Produce the records again in full, exactly as shown below.

□ □ □

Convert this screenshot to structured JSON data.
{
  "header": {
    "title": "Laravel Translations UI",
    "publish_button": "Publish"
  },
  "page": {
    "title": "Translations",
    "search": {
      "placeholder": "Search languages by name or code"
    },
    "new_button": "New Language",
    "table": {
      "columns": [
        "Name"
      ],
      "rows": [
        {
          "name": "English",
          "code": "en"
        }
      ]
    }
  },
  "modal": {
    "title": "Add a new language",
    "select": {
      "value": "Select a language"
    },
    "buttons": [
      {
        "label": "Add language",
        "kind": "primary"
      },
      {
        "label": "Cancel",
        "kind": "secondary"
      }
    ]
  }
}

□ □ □

■ YOUR RESPONSE:
Convert this screenshot to structured JSON data.
{
  "header": {
    "title": "Laravel Translations UI",
    "publish_button": "Publish"
  },
  "page": {
    "title": "Translations",
    "search": {
      "placeholder": "Search languages by name or code"
    },
    "new_button": "New Language",
    "table": {
      "columns": [
        "Name"
      ],
      "rows": [
        {
          "name": "English",
          "code": "en"
        }
      ]
    }
  },
  "modal": {
    "title": "Add a new language",
    "select": {
      "value": "Select a language"
    },
    "buttons": [
      {
        "label": "Add language",
        "kind": "primary"
      },
      {
        "label": "Cancel",
        "kind": "secondary"
      }
    ]
  }
}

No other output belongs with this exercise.